Task to carry out: Your output should contain every record, unchanged.

[Interface dataset entries]

───

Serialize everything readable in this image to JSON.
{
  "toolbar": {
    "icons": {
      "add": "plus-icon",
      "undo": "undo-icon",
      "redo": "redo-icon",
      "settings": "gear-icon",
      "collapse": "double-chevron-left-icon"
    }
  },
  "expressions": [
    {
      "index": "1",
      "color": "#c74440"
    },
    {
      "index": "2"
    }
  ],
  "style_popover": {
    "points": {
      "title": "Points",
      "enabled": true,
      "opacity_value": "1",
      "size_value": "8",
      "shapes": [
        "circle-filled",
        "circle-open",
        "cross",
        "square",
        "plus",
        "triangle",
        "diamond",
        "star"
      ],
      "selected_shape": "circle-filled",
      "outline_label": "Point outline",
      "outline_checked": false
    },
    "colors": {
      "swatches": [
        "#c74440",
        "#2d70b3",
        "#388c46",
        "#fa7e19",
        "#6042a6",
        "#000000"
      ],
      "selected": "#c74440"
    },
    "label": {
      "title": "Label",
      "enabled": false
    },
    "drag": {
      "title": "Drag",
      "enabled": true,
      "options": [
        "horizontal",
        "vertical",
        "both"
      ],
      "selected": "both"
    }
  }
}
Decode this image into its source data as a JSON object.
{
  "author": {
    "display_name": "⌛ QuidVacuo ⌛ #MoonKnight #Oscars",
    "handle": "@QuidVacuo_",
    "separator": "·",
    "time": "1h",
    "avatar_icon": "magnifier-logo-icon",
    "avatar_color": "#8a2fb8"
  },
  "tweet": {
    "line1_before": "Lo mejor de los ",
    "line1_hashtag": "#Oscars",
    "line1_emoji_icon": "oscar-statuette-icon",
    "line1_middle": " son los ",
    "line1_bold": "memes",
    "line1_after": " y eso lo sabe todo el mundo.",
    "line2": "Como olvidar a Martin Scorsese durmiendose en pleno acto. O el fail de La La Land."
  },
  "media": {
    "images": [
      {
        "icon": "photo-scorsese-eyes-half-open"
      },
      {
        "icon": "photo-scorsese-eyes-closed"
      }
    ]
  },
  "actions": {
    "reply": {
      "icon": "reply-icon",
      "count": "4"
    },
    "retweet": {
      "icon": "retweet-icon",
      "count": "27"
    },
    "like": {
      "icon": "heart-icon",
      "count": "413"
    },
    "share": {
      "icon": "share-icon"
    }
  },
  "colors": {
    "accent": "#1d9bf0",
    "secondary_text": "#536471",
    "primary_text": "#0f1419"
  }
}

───

Result of the task:
Serialize everything readable in this image to JSON.
{
  "toolbar": {
    "icons": {
      "add": "plus-icon",
      "undo": "undo-icon",
      "redo": "redo-icon",
      "settings": "gear-icon",
      "collapse": "double-chevron-left-icon"
    }
  },
  "expressions": [
    {
      "index": "1",
      "color": "#c74440"
    },
    {
      "index": "2"
    }
  ],
  "style_popover": {
    "points": {
      "title": "Points",
      "enabled": true,
      "opacity_value": "1",
      "size_value": "8",
      "shapes": [
        "circle-filled",
        "circle-open",
        "cross",
        "square",
        "plus",
        "triangle",
        "diamond",
        "star"
      ],
      "selected_shape": "circle-filled",
      "outline_label": "Point outline",
      "outline_checked": false
    },
    "colors": {
      "swatches": [
        "#c74440",
        "#2d70b3",
        "#388c46",
        "#fa7e19",
        "#6042a6",
        "#000000"
      ],
      "selected": "#c74440"
    },
    "label": {
      "title": "Label",
      "enabled": false
    },
    "drag": {
      "title": "Drag",
      "enabled": true,
      "options": [
        "horizontal",
        "vertical",
        "both"
      ],
      "selected": "both"
    }
  }
}
Decode this image into its source data as a JSON object.
{
  "author": {
    "display_name": "⌛ QuidVacuo ⌛ #MoonKnight #Oscars",
    "handle": "@QuidVacuo_",
    "separator": "·",
    "time": "1h",
    "avatar_icon": "magnifier-logo-icon",
    "avatar_color": "#8a2fb8"
  },
  "tweet": {
    "line1_before": "Lo mejor de los ",
    "line1_hashtag": "#Oscars",
    "line1_emoji_icon": "oscar-statuette-icon",
    "line1_middle": " son los ",
    "line1_bold": "memes",
    "line1_after": " y eso lo sabe todo el mundo.",
    "line2": "Como olvidar a Martin Scorsese durmiendose en pleno acto. O el fail de La La Land."
  },
  "media": {
    "images": [
      {
        "icon": "photo-scorsese-eyes-half-open"
      },
      {
        "icon": "photo-scorsese-eyes-closed"
      }
    ]
  },
  "actions": {
    "reply": {
      "icon": "reply-icon",
      "count": "4"
    },
    "retweet": {
      "icon": "retweet-icon",
      "count": "27"
    },
    "like": {
      "icon": "heart-icon",
      "count": "413"
    },
    "share": {
      "icon": "share-icon"
    }
  },
  "colors": {
    "accent": "#1d9bf0",
    "secondary_text": "#536471",
    "primary_text": "#0f1419"
  }
}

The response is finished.